Skip to main content

Emergency heritage listing lodged to protect Cape York from wave of mining development

Media Release
The Wilderness Society (Qld) Inc.
31 January 2012

The Wilderness Society (TWS) has sought emergency National Heritage listing for four areas on Cape York Peninsula under serious threat from destructive mining proposals (see attached map and table).

With the region currently being considered for World Heritage and National Heritage listing, TWS has written to Federal Environment Minister Tony Burke requesting urgent intervention to ensure that high natural and cultural values are not destroyed while community consultation for these listings is underway.

Section 324JL – 324JQ of the Environmental Protection and Biodiversity Conservation Act 1999 provides Minister Burke with emergency listing powers, if he is persuaded the areas are worthy of National Heritage status and are under significant and imminent threat.

“The mining boom is driving an outbreak of new mining proposals on Cape York Peninsula for coal, bauxite, kaolin and mineral sands,” said Northern Australia Campaigner Gavan McFadzean. “There are six new mines now proposed for Cape York Peninsula. Each requires a new port and combined would wipe out 45,000 hectares of forest and native grassland.”

“These mines will bring destructive land clearing, water extraction, pollution, dams, dredging, vast road networks and other industrial infrastructure to pristine and remote locations in Cape York Peninsula – destroying the very values for which the region is being assessed for World Heritage and National Heritage listing.”

Cape York Peninsula is internationally renowned for its extraordinary natural and cultural values, with a unique and intact mosaic of rainforest, savannah, wetlands, dune fields, wild rivers and coral reefs. The region is a hotspot for biodiversity, boasting half of Australia’s bird species, more than half of our butterfly species, a third of our mammal species and 20 per cent of our plant species. There are 264 plants and 40 vertebrates found only on Cape York Peninsula.

Because of these globally significant conservation values, the Bligh and Gillard Governments have been working with local communities to develop a World Heritage nomination and concurrent National Heritage listing for the region. But the spate of mining proposals seriously undermines the current consultation process and the future effectiveness of these conservation measures.

“It’s untenable for Minister Burke to pursue protection for Cape York while giving the green light to several destructive mining proposals,” Mr McFadzean said. “The Minister must act swiftly to place these four highly threatened areas on the emergency National Heritage list.”

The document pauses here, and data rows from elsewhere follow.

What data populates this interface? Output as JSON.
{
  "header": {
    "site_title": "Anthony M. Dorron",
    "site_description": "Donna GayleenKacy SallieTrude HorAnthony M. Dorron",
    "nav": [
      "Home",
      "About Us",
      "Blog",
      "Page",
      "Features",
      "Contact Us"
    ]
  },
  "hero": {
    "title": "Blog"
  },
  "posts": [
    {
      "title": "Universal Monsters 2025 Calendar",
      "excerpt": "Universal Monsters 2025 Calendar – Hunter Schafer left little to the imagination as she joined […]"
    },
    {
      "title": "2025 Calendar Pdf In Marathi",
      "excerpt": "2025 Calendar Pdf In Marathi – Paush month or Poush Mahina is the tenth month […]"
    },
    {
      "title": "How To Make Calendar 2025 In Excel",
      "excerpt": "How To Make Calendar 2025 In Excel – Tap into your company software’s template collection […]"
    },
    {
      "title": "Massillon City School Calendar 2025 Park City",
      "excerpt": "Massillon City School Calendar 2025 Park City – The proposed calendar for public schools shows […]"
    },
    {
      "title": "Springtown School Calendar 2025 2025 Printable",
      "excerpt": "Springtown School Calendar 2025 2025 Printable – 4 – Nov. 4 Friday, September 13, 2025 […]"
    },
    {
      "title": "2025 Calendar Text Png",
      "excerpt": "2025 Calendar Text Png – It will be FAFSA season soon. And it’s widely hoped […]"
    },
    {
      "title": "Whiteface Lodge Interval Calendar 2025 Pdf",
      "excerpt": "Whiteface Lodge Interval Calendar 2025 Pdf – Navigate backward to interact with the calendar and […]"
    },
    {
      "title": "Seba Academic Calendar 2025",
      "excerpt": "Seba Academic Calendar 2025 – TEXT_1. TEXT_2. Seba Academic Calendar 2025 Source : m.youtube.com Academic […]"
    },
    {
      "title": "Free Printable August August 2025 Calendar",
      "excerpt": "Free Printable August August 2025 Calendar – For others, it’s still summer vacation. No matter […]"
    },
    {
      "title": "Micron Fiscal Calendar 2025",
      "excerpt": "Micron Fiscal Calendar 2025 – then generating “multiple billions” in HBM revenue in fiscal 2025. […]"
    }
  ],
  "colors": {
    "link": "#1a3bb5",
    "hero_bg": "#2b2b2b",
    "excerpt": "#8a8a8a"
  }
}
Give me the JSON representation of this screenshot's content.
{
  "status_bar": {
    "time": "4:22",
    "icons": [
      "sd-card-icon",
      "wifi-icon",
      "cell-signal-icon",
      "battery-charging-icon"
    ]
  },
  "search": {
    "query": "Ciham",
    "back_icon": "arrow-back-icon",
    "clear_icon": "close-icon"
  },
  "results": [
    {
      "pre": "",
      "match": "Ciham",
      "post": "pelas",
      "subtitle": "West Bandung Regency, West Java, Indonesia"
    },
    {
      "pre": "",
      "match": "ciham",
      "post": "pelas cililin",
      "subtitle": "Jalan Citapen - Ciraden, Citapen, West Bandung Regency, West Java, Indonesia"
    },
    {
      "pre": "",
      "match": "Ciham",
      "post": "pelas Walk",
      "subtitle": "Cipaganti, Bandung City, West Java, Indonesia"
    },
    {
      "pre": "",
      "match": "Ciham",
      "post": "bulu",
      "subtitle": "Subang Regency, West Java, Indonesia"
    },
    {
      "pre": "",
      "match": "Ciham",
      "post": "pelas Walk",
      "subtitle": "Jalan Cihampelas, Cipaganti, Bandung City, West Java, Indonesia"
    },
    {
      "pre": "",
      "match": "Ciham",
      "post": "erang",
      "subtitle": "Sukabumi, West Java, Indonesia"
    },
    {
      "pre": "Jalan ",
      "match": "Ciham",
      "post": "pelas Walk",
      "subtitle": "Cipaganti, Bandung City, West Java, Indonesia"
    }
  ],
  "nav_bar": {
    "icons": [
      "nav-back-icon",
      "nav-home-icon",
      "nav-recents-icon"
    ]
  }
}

The full letter to Minister Burke with details of each mining proposal and the relevant conservation values under threat is available upon request from the media.

Media Enquiries:
Gavan McFadzean: 0414 754 023
Alex Tibbitts - Media Advisor: 0416 420 168


Summary table of mining threats







Major National Heritage threats

Skardon River

Bauxite Hills

Cape Alumina




Initially up to 3 500 hectares of land cleared with more to come; port; dredging in Skardon River.

Skardon River

Skardon River

Gulf Alumina




Up to 4 000 hectares of land cleared; port; dredging in Skardon River.

Wenlock River

Pisolite Hills

Cape Alumina




About 6 500 hectares of land cleared; bauxite hydrology altered affecting unique springs; sucking water straight from Wenlock; dredging and port in Port Musgrave.

Bathurst Bay


Aust-Pac Capital




Port and dredging in pristine part of Great Barrier Reef; potential subsidence and hydrology issue from underground mine; facilitating further coal mining in the area; at least 300 hectares cleared.

South of Embley

South of Embley

Rio Tinto



Released August 2011

About 30 000 hectares of land cleared; dam on Norman Creek; sucking water directly from Ward River; impacts on new crab/shrimp species; new port including dredging.

South of Embley

Urquhart Point





Up to 600 hectares of sand dunes strip mined and cleared; potentially threatening turtle nesting areas.